Dube was already in jail serving a sentence for fleeing police on a motorcycle at more than 100 mph when he was charged Tuesday, according to state police. Stephen McCausland, a state police spokesman, said investigators believe Dube is "solely responsible for her death."
Harris said Tuesday that Dube and Nichole planned to see each other the weekend she vanished, before he was required to report to jail. Harris, who attended Old Town High School with Nichole, said she was surprised that Dube was charged in her death because she thought the two got along.
She described Nichole as someone who enjoyed life.
"She was really happy even though she went through a lot of hard stuff in her life. She always knew how to see the bright side of things," Harris said, dabbing her eyes with a tissue.
Dube's parents live in a tidy brick and white-sided house in Orono.

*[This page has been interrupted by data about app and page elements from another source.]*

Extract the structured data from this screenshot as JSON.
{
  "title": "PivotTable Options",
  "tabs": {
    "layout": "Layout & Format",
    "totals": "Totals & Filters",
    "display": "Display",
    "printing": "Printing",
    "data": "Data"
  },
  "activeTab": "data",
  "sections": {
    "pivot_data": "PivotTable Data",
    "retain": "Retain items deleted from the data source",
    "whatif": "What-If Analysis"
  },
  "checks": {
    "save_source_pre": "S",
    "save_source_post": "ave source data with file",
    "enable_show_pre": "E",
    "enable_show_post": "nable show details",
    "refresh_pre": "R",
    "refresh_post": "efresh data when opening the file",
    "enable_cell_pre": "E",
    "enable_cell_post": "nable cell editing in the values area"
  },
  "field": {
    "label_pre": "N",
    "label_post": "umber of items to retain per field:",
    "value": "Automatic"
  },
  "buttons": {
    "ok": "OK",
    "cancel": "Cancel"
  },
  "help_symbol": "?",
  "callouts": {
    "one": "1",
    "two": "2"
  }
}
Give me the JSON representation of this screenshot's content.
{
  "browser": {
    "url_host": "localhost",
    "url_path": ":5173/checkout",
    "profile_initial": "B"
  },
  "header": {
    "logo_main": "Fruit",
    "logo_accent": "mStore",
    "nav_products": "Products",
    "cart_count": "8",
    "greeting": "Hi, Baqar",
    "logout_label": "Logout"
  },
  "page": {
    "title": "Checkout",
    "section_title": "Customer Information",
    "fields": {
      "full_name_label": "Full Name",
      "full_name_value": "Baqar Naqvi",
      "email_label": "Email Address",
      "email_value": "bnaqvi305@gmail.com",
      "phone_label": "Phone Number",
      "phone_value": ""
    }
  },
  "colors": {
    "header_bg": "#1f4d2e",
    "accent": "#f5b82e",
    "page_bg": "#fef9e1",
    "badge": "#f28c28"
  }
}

A young man who answered the door Tuesday said the family didn't want to talk and closed the door.
Dube's attorney, Stephen Smith, did not immediately return a call for comment.

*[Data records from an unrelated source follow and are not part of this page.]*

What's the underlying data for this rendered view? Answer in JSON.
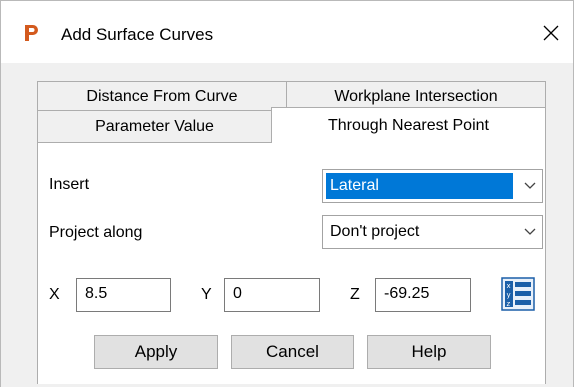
{
  "window": {
    "title": "Add Surface Curves",
    "icon": "app-p-icon",
    "close_icon": "close-icon"
  },
  "tabs": {
    "row_back": [
      {
        "label": "Distance From Curve"
      },
      {
        "label": "Workplane Intersection"
      }
    ],
    "row_front": [
      {
        "label": "Parameter Value"
      },
      {
        "label": "Through Nearest Point",
        "active": true
      }
    ]
  },
  "form": {
    "insert_label": "Insert",
    "insert_value": "Lateral",
    "project_label": "Project along",
    "project_value": "Don't project",
    "x_label": "X",
    "x_value": "8.5",
    "y_label": "Y",
    "y_value": "0",
    "z_label": "Z",
    "z_value": "-69.25",
    "calculator_icon": "xyz-calculator-icon"
  },
  "buttons": {
    "apply": "Apply",
    "cancel": "Cancel",
    "help": "Help"
  },
  "colors": {
    "selection": "#0078d7",
    "app_icon": "#d35a1e",
    "calc_icon": "#1b5fa8"
  }
}
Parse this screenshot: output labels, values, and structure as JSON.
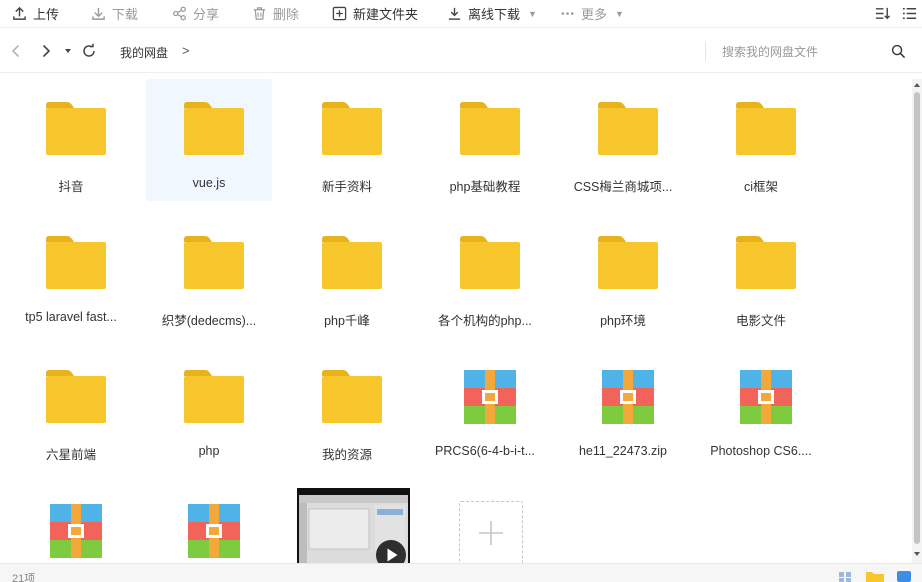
{
  "toolbar": {
    "upload": "上传",
    "download": "下载",
    "share": "分享",
    "delete": "删除",
    "new_folder": "新建文件夹",
    "offline_download": "离线下载",
    "more": "更多"
  },
  "address": {
    "crumb": "我的网盘",
    "separator": ">",
    "search_placeholder": "搜索我的网盘文件"
  },
  "files": [
    {
      "name": "抖音",
      "type": "folder"
    },
    {
      "name": "vue.js",
      "type": "folder",
      "selected": true
    },
    {
      "name": "新手资料",
      "type": "folder"
    },
    {
      "name": "php基础教程",
      "type": "folder"
    },
    {
      "name": "CSS梅兰商城项...",
      "type": "folder"
    },
    {
      "name": "ci框架",
      "type": "folder"
    },
    {
      "name": "tp5 laravel fast...",
      "type": "folder"
    },
    {
      "name": "织梦(dedecms)...",
      "type": "folder"
    },
    {
      "name": "php千峰",
      "type": "folder"
    },
    {
      "name": "各个机构的php...",
      "type": "folder"
    },
    {
      "name": "php环境",
      "type": "folder"
    },
    {
      "name": "电影文件",
      "type": "folder"
    },
    {
      "name": "六星前端",
      "type": "folder"
    },
    {
      "name": "php",
      "type": "folder"
    },
    {
      "name": "我的资源",
      "type": "folder"
    },
    {
      "name": "PRCS6(6-4-b-i-t...",
      "type": "archive"
    },
    {
      "name": "he11_22473.zip",
      "type": "archive"
    },
    {
      "name": "Photoshop CS6....",
      "type": "archive"
    },
    {
      "name": "",
      "type": "archive"
    },
    {
      "name": "",
      "type": "archive"
    }
  ],
  "status": {
    "count": "21项"
  },
  "colors": {
    "folder": "#f7c52c",
    "folder_tab": "#e8b21a",
    "selected_bg": "#f1f7fe",
    "archive_blue": "#4fb3e8",
    "archive_red": "#f2645a",
    "archive_green": "#7ecb40",
    "archive_strap": "#f3a93a"
  }
}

Dube had worked for The Getchell Agency, an organization that cares for people with disabilities in Bangor, since June until he quit last week. The agency's CEO, Rena Getchell, said in an email to The Associated Press that his background check and employee reviews were satisfactory.
"He gave us no reason to believe that he might be capable of this crime," she said. "This is devastating news to us as we truly are a family."
The body believed to be Nichole's was found about 9:30 p.m. Monday by a warden who was searching the woods with a dog, officials said. The medical examiner took possession of the body to make a positive identification and issue a ruling on how she died.
Nichole's mother, Kristine Wiley, said after she disappeared that Nichole had said she was going out to meet someone she knew from Facebook. But Wiley said she didn't know the identity of the person.
Dozens of law enforcement officers, using aircraft and dogs, and hundreds of civilian volunteers spent days searching for the teen.
Penobscot County Sheriff Glenn Ross urged parents to keep an eye on their children's online activities.
"This reminds us that parents should have oversight of Internet activities of their children. They should monitor what's going on and then use normal precautions that we all know, as far as how much information we provide," Ross said.
Cable's stepfather, Jason Wiley, said Tuesday that he and Kristine Wiley were still processing Tuesday's news and would take reporters' questions on Wednesday.